The Hyundai Nexo managed the given route with a consumption of 0.9 kg of hydrogen per 100 kilometers, which is a very respectable number (the competing Mirai also runs around one kilogram). However, you currently pay 278 crowns for one kilo of hydrogen, which means an average price of 2.5 CZK/km, i.e. more expensive than with diesel (on average approx. 1.5 CZK/km) or petrol (approx. 2 CZK/km).
The Hyundai Ioniq 6 managed the same route with a consumption of 13.7 kWh / 100 km, which is excellent among electric cars (both cars were helped by the warmer weather at the time of the test). But calculating the price of operation will be more complicated – you can easily charge from a home wallbox for around 4.50 CZK/kWh (then you drive for 0.60 CZK/km), in a public area with the universal Charge myHyundai card (AC charging: 11, 4 CZK/kWh, DC charging: 14.2 CZK/kWh, HPC charging: 20 CZK/kWh) one kilometer can cost you 1.50 CZK (AC), 2.00 CZK (DC), or even 2, 70 (HPC). However, if you contract directly with station operators (ČEZ, PRE and others), you can charge even cheaper.
One card rules them all
The fragmented network makes life a little more complicated for electric motorists – there are several operators with their own contracts and their own price list.

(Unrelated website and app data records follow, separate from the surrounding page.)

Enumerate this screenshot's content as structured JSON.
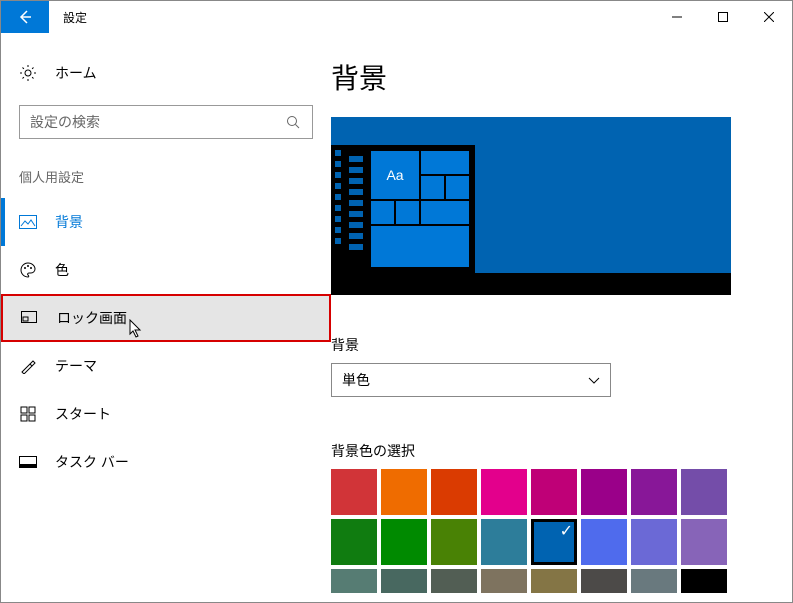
{
  "titlebar": {
    "title": "設定"
  },
  "sidebar": {
    "home": "ホーム",
    "search_placeholder": "設定の検索",
    "section": "個人用設定",
    "items": [
      {
        "label": "背景"
      },
      {
        "label": "色"
      },
      {
        "label": "ロック画面"
      },
      {
        "label": "テーマ"
      },
      {
        "label": "スタート"
      },
      {
        "label": "タスク バー"
      }
    ]
  },
  "main": {
    "title": "背景",
    "preview_tile_label": "Aa",
    "bg_label": "背景",
    "bg_value": "単色",
    "color_label": "背景色の選択",
    "colors_row1": [
      "#d13438",
      "#ef6c00",
      "#da3b01",
      "#e3008c",
      "#bf0077",
      "#9a0089",
      "#881798",
      "#744da9"
    ],
    "colors_row2": [
      "#107c10",
      "#008a00",
      "#498205",
      "#2d7d9a",
      "#0063b1",
      "#4f6bed",
      "#6b69d6",
      "#8764b8"
    ],
    "colors_row3": [
      "#567c73",
      "#486860",
      "#525e54",
      "#7e735f",
      "#847545",
      "#4c4a48",
      "#69797e",
      "#000000"
    ],
    "selected_index": 12
  }
}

Today roaming is already possible (it also applies abroad), meaning that, for example, with a ČEZ card you can also use a PRE and E.ON charger (and many other operators even outside the Czech Republic), but charging prices outside the ČEZ network are much higher. A smart solution is to have a contract with several companies (ČEZ and PRE and you have covered most of the network in the Czech Republic).

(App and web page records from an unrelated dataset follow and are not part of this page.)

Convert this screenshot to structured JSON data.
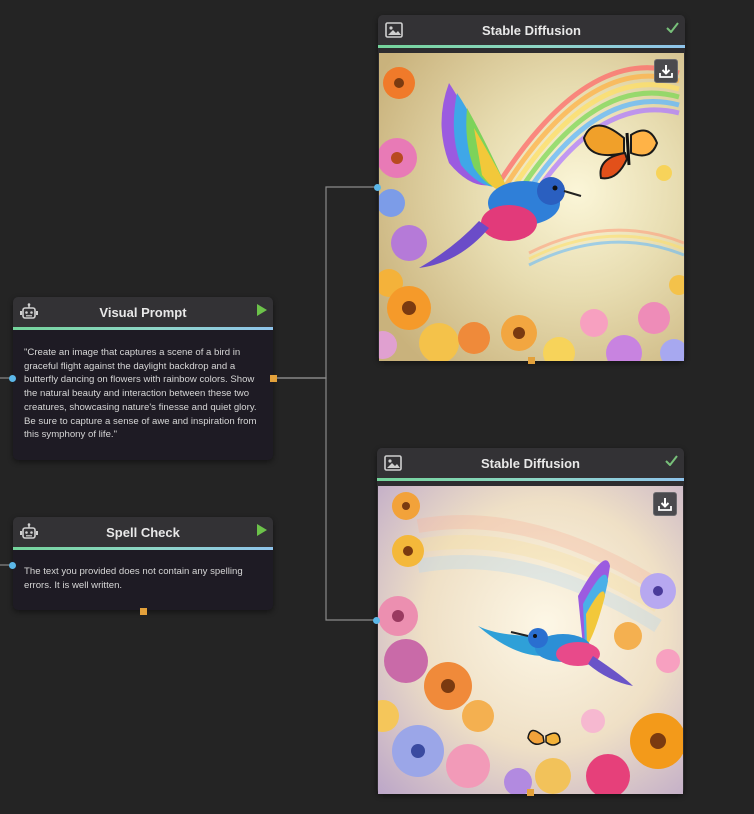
{
  "nodes": {
    "visual_prompt": {
      "title": "Visual Prompt",
      "icon": "robot-icon",
      "action_icon": "play-icon",
      "body": "\"Create an image that captures a scene of a bird in graceful flight against the daylight backdrop and a butterfly dancing on flowers with rainbow colors. Show the natural beauty and interaction between these two creatures, showcasing nature's finesse and quiet glory. Be sure to capture a sense of awe and inspiration from this symphony of life.\""
    },
    "spell_check": {
      "title": "Spell Check",
      "icon": "robot-icon",
      "action_icon": "play-icon",
      "body": "The text you provided does not contain any spelling errors. It is well written."
    },
    "stable_diffusion_1": {
      "title": "Stable Diffusion",
      "icon": "image-icon",
      "status_icon": "checkmark-icon",
      "image": "hummingbird and butterfly in rainbow flower meadow",
      "action_icon": "download-icon"
    },
    "stable_diffusion_2": {
      "title": "Stable Diffusion",
      "icon": "image-icon",
      "status_icon": "checkmark-icon",
      "image": "hummingbird over colorful wildflowers",
      "action_icon": "download-icon"
    }
  },
  "colors": {
    "canvas": "#242424",
    "input_port": "#5bb7e8",
    "output_port": "#e3a13b",
    "accent_green": "#74d49b",
    "accent_blue": "#8fc4ec",
    "play_green": "#6cc24a",
    "check_green": "#78c07a"
  }
}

But not everyone wants to deal with it and not everyone wants to compare prices in a complicated way (especially when traveling abroad). Each car manufacturer therefore offers its customers their own card (such as Charge myHyundai), which identifies them in a very wide network of contractual partners, they clearly know the charging price in advance and only have to pay one invoice at the end of the month. It’s not always the most convenient, but it’s definitely more transparent and, above all, more convenient.
Electric car owners who can charge at home or at work can therefore drive very cheaply (or even for free if they have solar panels or a very benevolent boss). Charging in the public grid requires a bit of planning, as frequent stops at HPCs are quite expensive – they make the most sense on long journeys when you need to quickly top up your energy for the next section. In normal use, however, it is better to be tactical and look for AC and DC chargers and connect, for example, at stops in shopping centers when shopping or going to the cinema, when the car is parked idle for a long time anyway.
With a hydrogen car, your reasoning is easier – or much more complicated. Do you have any of the current four filling stations nearby (2x Prague, Ostrava and Litvínov, in 2025 there should be a total of twelve)? No? So forget about the hydrogen car. And even if you live a few kilometers from one of them, do the math carefully first – Nexo has a paper range of 666 kilometers, which defines its radius quite clearly. The fear of limited range will therefore be much more intense. And in any case, you will not drive cheaply.